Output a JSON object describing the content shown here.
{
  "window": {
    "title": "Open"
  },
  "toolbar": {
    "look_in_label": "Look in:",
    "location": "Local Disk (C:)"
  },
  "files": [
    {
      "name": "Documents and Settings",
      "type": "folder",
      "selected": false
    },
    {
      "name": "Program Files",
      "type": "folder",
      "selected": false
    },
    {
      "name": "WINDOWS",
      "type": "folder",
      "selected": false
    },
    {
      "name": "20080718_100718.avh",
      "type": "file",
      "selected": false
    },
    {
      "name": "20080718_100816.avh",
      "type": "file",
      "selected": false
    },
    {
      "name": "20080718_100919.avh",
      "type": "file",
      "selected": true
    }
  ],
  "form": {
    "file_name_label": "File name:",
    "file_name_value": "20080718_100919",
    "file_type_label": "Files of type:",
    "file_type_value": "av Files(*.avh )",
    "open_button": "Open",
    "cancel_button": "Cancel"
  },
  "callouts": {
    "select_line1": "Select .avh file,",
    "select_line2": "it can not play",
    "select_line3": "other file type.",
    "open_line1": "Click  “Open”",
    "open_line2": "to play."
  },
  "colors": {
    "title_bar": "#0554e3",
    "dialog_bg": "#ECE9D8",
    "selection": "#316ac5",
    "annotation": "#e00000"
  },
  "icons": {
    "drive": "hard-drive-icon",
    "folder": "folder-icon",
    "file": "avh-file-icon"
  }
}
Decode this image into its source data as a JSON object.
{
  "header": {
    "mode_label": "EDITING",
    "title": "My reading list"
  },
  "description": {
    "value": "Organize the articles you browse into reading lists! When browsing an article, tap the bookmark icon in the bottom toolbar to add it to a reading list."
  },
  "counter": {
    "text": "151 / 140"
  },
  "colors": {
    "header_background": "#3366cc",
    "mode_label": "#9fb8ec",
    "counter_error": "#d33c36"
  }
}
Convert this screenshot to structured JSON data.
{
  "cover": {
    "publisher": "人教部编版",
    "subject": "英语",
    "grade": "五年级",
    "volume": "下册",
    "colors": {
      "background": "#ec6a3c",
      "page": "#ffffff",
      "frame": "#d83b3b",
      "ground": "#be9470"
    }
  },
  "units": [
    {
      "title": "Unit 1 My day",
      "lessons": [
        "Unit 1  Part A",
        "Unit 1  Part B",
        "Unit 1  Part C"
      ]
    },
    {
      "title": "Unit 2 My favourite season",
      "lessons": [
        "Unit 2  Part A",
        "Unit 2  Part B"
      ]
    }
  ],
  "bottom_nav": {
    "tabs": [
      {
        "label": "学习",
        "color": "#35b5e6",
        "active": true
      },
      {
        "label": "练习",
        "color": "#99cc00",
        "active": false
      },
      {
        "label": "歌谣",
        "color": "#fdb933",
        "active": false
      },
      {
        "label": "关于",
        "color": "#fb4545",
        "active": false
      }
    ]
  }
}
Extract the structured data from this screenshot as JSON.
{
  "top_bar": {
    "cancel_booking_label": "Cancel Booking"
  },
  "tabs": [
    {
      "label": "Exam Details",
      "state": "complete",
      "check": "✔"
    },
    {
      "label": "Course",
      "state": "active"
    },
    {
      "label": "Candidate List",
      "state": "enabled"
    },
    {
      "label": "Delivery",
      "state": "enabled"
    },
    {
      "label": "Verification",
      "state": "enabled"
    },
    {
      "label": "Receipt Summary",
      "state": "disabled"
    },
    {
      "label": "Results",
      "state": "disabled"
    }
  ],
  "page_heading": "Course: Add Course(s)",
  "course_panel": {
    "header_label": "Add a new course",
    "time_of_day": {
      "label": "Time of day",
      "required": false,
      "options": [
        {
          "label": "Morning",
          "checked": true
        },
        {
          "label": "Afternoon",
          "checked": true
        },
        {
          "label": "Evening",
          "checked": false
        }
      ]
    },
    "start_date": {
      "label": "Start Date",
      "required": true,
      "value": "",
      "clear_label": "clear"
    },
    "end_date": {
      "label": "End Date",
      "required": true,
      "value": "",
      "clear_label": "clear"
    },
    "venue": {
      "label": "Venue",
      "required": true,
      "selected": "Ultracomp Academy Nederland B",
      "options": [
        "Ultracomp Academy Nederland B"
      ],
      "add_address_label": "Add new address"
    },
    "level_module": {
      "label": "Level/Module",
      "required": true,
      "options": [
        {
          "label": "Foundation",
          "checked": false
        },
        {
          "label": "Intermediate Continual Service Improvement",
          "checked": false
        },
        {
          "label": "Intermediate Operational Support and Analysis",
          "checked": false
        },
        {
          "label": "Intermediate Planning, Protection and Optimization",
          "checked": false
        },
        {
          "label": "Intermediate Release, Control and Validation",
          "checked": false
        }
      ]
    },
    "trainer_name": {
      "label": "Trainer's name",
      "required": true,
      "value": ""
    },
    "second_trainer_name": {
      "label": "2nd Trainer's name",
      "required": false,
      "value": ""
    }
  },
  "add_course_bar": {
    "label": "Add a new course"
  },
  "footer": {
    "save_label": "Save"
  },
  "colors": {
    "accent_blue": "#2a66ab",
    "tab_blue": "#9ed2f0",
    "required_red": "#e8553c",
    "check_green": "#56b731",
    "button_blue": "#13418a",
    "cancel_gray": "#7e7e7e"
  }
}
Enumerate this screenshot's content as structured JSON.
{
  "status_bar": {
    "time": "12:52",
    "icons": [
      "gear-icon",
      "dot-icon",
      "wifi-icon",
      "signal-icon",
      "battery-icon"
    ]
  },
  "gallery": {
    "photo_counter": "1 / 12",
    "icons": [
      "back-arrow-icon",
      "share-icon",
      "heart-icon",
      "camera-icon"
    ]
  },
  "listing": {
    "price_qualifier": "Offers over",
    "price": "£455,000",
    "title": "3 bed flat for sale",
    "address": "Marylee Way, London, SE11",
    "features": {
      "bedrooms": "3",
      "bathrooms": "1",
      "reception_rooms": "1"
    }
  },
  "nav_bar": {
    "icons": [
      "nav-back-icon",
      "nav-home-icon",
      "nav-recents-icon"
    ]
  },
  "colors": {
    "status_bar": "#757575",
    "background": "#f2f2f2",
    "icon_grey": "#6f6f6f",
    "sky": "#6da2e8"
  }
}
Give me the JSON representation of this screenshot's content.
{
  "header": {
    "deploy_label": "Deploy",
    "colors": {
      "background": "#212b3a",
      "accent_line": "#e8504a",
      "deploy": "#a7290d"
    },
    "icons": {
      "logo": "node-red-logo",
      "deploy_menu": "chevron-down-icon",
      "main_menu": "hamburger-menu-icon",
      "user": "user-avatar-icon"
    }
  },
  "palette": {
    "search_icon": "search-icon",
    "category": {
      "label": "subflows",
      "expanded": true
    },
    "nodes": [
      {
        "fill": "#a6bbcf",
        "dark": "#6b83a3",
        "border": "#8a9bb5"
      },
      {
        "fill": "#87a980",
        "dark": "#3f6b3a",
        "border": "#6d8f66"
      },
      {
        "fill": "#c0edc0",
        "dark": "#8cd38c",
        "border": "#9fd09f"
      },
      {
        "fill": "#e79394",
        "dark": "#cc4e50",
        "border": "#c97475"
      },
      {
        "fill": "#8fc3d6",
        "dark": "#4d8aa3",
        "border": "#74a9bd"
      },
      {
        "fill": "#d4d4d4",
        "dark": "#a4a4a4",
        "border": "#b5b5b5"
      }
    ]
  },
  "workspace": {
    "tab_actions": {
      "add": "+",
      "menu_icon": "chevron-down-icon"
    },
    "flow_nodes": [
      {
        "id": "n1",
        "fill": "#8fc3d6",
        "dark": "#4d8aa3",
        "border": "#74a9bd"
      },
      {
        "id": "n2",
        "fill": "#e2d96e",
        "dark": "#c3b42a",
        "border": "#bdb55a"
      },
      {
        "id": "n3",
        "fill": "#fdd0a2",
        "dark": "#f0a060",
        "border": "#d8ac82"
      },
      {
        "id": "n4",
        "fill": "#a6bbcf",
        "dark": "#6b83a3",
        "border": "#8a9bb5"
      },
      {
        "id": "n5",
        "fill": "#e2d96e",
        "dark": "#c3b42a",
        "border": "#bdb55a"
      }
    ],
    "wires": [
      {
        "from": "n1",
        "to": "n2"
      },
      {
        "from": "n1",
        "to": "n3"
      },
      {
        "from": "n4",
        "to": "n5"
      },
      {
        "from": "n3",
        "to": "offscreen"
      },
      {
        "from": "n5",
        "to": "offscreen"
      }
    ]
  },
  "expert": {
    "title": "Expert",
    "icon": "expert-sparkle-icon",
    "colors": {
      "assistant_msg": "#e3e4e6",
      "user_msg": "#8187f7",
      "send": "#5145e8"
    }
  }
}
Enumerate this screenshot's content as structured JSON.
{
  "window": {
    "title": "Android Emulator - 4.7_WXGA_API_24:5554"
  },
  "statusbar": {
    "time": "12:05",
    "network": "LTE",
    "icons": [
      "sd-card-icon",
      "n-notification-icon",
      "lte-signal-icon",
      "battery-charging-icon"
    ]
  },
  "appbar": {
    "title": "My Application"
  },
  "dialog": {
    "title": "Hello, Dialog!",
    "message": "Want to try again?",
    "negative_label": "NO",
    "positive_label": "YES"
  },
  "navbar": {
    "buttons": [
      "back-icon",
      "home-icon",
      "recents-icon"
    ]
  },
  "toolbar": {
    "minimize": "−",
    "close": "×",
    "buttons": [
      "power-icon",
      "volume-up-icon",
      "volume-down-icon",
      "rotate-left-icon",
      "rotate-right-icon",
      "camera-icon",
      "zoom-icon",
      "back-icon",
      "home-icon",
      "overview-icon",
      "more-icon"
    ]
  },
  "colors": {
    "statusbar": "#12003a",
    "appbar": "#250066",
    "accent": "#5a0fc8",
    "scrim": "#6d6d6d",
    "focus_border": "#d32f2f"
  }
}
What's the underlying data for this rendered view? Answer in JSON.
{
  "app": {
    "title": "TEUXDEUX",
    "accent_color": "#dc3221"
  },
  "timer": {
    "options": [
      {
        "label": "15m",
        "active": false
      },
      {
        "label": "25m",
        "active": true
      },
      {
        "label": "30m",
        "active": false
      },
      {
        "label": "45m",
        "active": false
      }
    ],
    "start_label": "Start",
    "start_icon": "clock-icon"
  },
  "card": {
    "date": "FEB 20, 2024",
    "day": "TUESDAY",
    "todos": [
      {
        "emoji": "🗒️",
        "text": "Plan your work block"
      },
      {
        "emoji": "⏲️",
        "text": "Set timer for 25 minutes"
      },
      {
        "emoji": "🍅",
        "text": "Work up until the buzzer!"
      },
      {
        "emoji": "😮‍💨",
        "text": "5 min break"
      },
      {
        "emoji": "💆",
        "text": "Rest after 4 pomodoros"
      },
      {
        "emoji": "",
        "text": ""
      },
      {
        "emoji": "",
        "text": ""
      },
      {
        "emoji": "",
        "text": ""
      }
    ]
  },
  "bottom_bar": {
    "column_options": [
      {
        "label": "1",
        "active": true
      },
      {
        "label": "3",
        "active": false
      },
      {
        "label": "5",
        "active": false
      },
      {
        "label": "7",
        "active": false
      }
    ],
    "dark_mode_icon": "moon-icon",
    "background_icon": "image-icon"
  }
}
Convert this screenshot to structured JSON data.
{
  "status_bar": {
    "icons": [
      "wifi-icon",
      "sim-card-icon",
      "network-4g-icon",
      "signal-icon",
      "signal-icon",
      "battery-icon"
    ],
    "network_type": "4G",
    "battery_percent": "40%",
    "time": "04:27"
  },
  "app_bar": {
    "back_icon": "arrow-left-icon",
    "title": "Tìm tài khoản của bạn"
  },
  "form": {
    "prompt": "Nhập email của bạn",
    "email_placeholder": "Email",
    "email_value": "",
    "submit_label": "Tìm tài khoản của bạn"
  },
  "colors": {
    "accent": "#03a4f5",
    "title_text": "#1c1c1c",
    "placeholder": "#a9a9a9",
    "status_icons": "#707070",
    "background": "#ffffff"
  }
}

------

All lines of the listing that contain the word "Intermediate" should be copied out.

§ Your solution:
          "label": "Intermediate Continual Service Improvement",
          "label": "Intermediate Operational Support and Analysis",
          "label": "Intermediate Planning, Protection and Optimization",
          "label": "Intermediate Release, Control and Validation",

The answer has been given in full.